While aiming a lens at my face, the photographer whispered, “You’re striking.”
This quality lives far from pretty. Daisies are pretty. Adolescent hamsters are pretty. William Wordsworth wrote pretty poetry. It wasn’t striking. Striking poetry ambushes us. The sensory details are chosen to paralyze, discomfit, or inflict pain. When such poetry bears lilies, they fester. When such poetry harbors horses, they crush toes. When such poetry casts a fishhook, its metal sinks into an open eye.
Striking phenomena resemble beautiful ones in their force and strength. “Beauty quickens,” said critic Elaine Scarry. “It adrenalizes. It makes the heart beat faster. It makes life more vivid.”
When I was a ten-year-old tomboy, I asked my father, “Why does evil exist?”
After looking up from his watch, he replied, “Myriam, imagine how boring life would be if evil didn’t exist.”
It makes life more vivid. At the time, my father’s authority on the matter went unquestioned. In hindsight, his answer strikes me as slapdash, dangerous, and wrong.
When I was older, I lived with a man who, though he was evil, was as boring as he was dangerous. Here is an inventory of his pastimes: plucking bass guitar while buzzed, extolling the greatness of soccer player Lionel Messi, and misogyny.

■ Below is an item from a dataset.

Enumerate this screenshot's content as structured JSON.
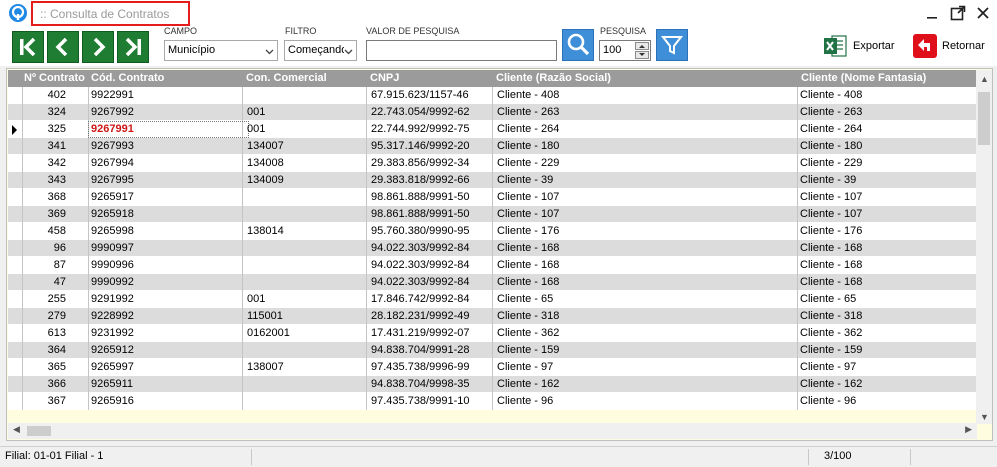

He turned me into a human soccer ball, and yet I couldn’t recognize what was happening. The radical feminist Andrea Dworkin experienced this same perceptual inability, explaining that the horror of what is happening to a battered woman exists, “quite literally, beyond her imagination.” My mind could not name what he did to me. Misogyny struck me dumb.